The expected answer is a single number, namely how many lines in the data below hold the word "icons".

>>>

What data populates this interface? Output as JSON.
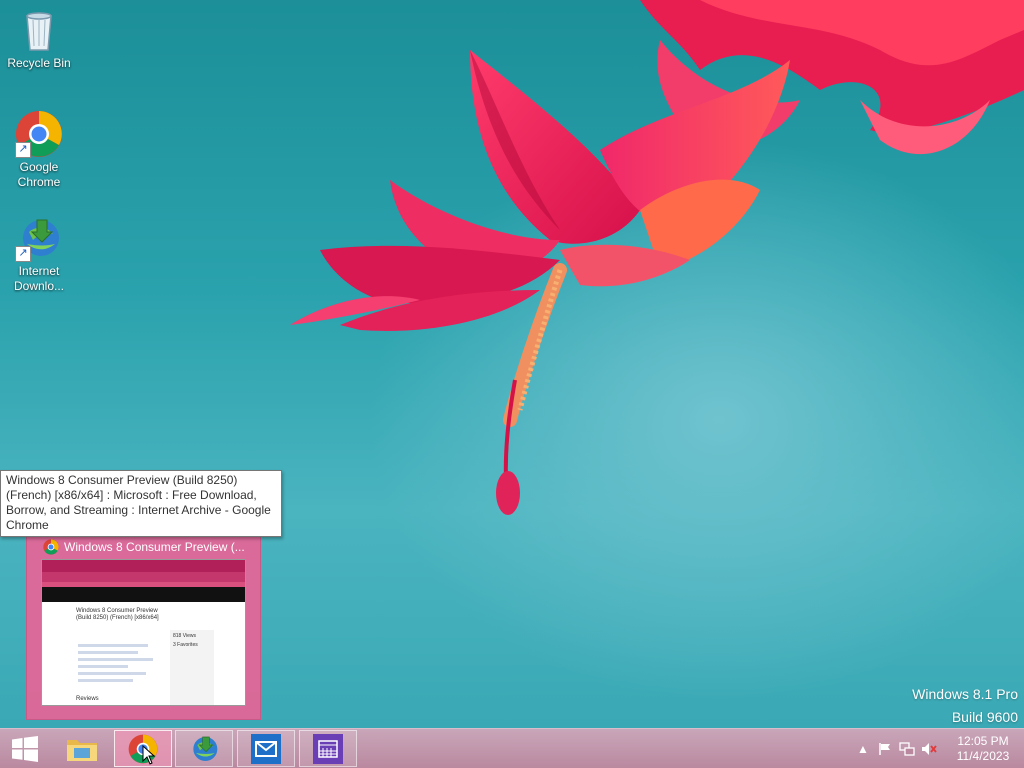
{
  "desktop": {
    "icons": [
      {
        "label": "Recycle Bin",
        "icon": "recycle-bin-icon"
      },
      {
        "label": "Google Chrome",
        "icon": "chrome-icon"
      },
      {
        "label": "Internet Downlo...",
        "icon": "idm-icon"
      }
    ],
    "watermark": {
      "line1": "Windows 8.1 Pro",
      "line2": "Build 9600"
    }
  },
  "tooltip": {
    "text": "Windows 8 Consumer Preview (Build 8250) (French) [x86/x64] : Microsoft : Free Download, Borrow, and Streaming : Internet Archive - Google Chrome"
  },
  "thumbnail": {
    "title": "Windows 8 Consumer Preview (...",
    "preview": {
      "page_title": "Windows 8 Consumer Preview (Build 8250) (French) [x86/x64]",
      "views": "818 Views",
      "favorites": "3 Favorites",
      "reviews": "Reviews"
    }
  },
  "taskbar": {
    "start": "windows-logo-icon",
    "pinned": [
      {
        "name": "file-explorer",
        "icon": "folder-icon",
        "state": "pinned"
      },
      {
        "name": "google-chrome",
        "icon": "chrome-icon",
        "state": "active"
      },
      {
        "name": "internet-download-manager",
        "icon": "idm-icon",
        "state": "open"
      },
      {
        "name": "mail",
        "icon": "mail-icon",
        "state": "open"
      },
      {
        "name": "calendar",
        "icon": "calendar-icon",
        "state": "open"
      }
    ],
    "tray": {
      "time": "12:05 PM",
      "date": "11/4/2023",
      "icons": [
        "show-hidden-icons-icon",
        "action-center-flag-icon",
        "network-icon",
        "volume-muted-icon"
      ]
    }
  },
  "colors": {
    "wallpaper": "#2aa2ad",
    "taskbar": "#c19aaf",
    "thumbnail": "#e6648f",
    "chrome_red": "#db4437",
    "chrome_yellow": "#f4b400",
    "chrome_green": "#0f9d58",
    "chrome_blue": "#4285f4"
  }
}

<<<
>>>

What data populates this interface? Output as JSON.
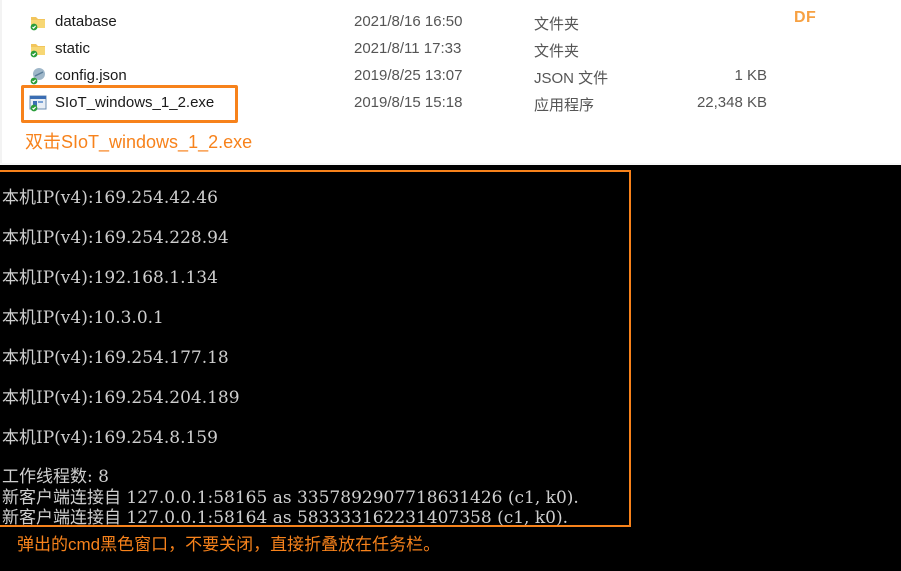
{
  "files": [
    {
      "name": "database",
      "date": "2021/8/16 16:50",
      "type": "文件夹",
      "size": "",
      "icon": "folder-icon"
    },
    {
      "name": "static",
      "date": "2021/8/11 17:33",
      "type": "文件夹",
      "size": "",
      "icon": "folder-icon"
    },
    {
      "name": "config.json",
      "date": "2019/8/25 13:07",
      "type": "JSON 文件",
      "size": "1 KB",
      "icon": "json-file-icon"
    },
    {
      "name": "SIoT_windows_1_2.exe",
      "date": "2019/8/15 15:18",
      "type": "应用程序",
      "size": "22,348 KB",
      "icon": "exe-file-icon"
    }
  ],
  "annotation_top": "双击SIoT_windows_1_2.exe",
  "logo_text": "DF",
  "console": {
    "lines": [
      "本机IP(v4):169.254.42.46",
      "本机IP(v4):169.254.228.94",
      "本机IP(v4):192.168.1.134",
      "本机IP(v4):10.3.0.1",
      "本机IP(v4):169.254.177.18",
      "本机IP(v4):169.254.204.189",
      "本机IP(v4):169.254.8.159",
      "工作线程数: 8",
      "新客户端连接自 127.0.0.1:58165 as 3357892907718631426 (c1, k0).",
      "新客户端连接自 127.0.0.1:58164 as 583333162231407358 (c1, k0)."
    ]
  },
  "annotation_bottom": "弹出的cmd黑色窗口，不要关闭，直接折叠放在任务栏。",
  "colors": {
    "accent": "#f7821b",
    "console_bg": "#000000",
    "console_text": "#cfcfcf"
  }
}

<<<
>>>

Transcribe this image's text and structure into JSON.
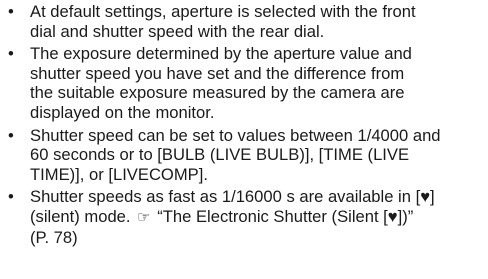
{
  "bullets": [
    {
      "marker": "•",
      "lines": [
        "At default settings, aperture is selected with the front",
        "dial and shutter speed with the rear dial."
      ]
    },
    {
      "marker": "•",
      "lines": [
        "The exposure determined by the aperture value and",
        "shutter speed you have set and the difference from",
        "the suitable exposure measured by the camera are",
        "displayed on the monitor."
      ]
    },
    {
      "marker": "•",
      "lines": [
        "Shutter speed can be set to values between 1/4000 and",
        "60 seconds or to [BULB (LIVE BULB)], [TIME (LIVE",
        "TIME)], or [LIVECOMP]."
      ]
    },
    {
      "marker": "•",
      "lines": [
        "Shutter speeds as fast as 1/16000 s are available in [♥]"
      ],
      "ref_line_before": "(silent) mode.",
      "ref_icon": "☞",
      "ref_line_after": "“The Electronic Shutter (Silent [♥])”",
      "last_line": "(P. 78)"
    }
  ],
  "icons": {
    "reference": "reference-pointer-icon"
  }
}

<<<

**Exercise response:** 4